The minister insisted that in this way my official relations with the Party and the governing organs would be simplified, especially since up until then I had no contact with these organs. After lengthy considerations, I declared myself ready to enter the Party in the interests of the university, but under the express condition of refusing to accept a position within the Party or working on behalf of the Party either during the rectorship or afterward. … ” These letters are accepted by some thinkers, such as Arendt or Safranski, as at least partial proof of Heidegger’s “innoncence” in the matters of politics.
They ascribe to Heidegger a certain strange kind of naivete, almost showing him to be under the same hypnotic spell that most of Germany fell under at the time. There is always room for a youthful mistake, they say, and even Heidegger’s silence afterward speaks more of shame than of an active position and of a lack of desire to involve in things quite so horrible after it is all done . It was the silence of a man who has done wrong, but for whom this wrong is much too painful to speak out on openly. This view of Heidegger shows him as a man of fear, one who cannot face social stigma, and, thus, himself.

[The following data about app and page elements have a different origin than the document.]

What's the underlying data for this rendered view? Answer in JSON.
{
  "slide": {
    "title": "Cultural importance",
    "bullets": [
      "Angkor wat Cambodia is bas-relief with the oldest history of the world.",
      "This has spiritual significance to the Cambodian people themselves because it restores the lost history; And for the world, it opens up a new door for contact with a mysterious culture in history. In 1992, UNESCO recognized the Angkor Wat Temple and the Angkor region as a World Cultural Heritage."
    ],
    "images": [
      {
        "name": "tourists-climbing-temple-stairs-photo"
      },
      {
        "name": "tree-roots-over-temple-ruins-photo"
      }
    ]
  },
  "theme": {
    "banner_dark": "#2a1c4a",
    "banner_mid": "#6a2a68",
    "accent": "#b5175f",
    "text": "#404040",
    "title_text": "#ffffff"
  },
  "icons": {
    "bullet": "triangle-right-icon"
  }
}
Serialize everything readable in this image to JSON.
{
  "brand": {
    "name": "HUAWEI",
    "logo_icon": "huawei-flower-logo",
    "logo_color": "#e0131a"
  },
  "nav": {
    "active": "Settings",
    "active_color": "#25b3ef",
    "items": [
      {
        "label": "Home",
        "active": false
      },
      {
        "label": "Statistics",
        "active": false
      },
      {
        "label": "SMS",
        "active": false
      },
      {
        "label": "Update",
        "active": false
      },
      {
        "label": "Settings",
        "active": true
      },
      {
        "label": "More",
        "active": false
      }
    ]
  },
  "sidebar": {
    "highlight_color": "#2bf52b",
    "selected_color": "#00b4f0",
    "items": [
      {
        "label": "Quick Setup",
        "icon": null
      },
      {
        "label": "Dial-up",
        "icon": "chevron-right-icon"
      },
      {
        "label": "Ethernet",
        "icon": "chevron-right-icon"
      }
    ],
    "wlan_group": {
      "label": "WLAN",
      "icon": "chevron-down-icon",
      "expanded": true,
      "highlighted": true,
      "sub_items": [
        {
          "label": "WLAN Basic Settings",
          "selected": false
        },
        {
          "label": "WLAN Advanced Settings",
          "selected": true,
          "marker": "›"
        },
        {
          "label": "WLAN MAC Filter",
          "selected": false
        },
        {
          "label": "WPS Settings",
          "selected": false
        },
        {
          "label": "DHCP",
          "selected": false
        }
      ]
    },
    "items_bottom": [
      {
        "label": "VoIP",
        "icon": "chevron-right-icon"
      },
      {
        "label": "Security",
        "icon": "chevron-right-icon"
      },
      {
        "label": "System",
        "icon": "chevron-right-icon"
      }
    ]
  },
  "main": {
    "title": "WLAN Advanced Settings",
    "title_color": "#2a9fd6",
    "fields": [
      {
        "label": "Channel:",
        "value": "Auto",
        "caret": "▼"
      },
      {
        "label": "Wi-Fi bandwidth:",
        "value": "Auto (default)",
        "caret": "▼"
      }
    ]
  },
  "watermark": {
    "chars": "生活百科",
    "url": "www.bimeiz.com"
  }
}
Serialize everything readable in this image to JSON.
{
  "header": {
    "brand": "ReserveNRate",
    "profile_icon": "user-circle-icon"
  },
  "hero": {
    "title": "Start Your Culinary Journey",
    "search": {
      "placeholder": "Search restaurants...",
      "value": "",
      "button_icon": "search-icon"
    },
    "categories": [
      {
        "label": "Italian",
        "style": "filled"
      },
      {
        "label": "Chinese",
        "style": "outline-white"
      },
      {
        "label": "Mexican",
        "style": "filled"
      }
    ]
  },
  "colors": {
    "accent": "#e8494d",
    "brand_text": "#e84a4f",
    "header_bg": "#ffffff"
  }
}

His philosophy is thus unaffected: it was, at least later on, the product of a mature mind and a much better understanding of the innermost workings of the world, if not of the outer world around it. Coming more from a general reading of Heidegger’s philosophy, it is difficult to accept this understanding. Heidegger deals with fears that lie much deeper than any social stigma can attain: it is no mere coincidence that modern mystics at times point to Heidegger as a source of explanation to their own experiences.
Heidegger borders on the lines betwen consciousness and the subconscious depths beneath it and superconscious heights above: his philosophy is often-times dealing with the human being in its total incomprehensibility. If Heidegger truly thought on those subjects – and if he did not work them through his innermost thoughts, who can we name that did? – then he felt that horror which characterizes the writings of anyone who has dealt with the Absolute in a close manner, the transcendental fear of something Other. Sociality here is, at best, a manifestation of philosophy: and, I would surmise, nothing to be truly feared.
It may incite concern, or anger, or any other emotion that is less primal – but it is nothing that cannot be dealt with by one who has dared to look into the Abyss and see It stare back, to use Nietzshe’s expression. No, fear is certainly not the culprit here. A more elaborate version of this argument is that Heidegger is often argued to be an idealist, unable to see what he views he held would lead to, and, moreover, one that when he actually did being to see parts of the truth (after 1934) began to distance himself from the movement as gently as he could (perhaps attempting to do as little harm as possible) .
The proponents of this view speak of a certain philosophy that, while it coincided in ways with Fascism, diverged from it later, and afterwards its creator did what he had to do to survive – and nothing more. In this case, Heidegger’s philosophy is certainly influenced by fascism, but later he “repents”, and his latter philosophy is free from the taint of fascism, as if it went through this experience to temper it.
After its failing, Heidegger supposedly grew bitter and silent, for either the reason listen and refuted above, or for another one that we shall return to somewhat later. For now we note that Heidegger’s critics show this process as one of conscious and semi-conscious deceit, started by Heidegger himself. As Alex Steiner puts it: “By presenting himself as accidentally caught up in a form of “philosophical” Nazism for a brief period that was later transformed into one of “spiritual resistance” Heidegger tried to build a wall around his philosophical views. “Sample Essay of UkEssays